PatPat has been ranked in the Top 10 on the OneSight and Marketing Overseas Brand Social Platform performance list for several seasons, even surpassing SHEIN at one point. Indeed, marketing has been a major asset for overseas Chinese brands, and in PatPat's case, this is mainly reflected in its comprehensive Facebook presence.
'It's clear that PatPat is serious about its content marketing strategy. With a diverse social presence, polished video content and localized copy, PatPat's Facebook copywriting strategy is highly consistent with the main selling points highlighted in its cuteness-focused tagline,' says Luo. "A well-executed social media strategy is essential for successful overseas brands."
Regarding the KOL strategy, PatPat announced on its official website its 'Influencer Program' in which PatPat sends $40-$200 worth of children's clothing to KOLs every month. Within 7-15 days of receiving the clothing, KOLs are required to upload pictures or videos to their personal accounts with a link to the official website of the respective product.
Luo suggested that PatPat could make a bigger bet on TikTok. 'Perhaps due to the relatively young age of users on TikTok, PatPat has yet to gain ground on the platform. However, the target market for children and baby products could be wider than that of parents.

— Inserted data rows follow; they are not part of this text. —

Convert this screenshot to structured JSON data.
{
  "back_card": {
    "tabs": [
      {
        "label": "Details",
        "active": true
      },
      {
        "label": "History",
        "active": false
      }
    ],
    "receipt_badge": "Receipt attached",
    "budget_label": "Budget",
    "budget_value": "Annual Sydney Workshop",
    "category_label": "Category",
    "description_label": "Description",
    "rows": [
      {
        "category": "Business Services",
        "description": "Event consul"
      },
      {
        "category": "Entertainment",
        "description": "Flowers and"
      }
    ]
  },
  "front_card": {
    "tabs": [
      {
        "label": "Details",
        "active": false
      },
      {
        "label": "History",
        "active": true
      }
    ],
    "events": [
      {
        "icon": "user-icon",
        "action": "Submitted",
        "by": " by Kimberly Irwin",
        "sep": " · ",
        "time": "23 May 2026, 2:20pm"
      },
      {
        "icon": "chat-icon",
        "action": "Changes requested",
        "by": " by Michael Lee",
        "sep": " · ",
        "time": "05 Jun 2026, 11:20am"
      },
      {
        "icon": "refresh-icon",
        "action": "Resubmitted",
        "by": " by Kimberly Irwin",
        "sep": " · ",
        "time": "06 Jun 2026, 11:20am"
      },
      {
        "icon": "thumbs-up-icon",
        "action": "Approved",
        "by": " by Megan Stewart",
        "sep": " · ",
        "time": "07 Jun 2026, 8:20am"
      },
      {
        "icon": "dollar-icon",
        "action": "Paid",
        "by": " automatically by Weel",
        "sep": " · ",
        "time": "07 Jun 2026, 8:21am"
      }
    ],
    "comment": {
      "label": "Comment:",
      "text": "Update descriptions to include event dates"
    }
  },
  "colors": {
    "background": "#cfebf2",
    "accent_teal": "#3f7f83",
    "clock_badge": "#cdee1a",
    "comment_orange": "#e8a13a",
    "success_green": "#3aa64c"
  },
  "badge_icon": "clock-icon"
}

Young aunties and uncles on TikTok could be a great opportunity to get the PatPat brand into new circles.'
However, some customers have complained about purchasing PatPat clothing with the SHEIN label on third-party review sites, and there are still questions about the quality of PatPat products. The negative feedback is consistent with Gutsatz's concerns about PatPat's sustainable development. 'They invest a lot of money in marketing, but is it sustainable in the long term? How will they continue to grow if there are additional costs due to quality issues?'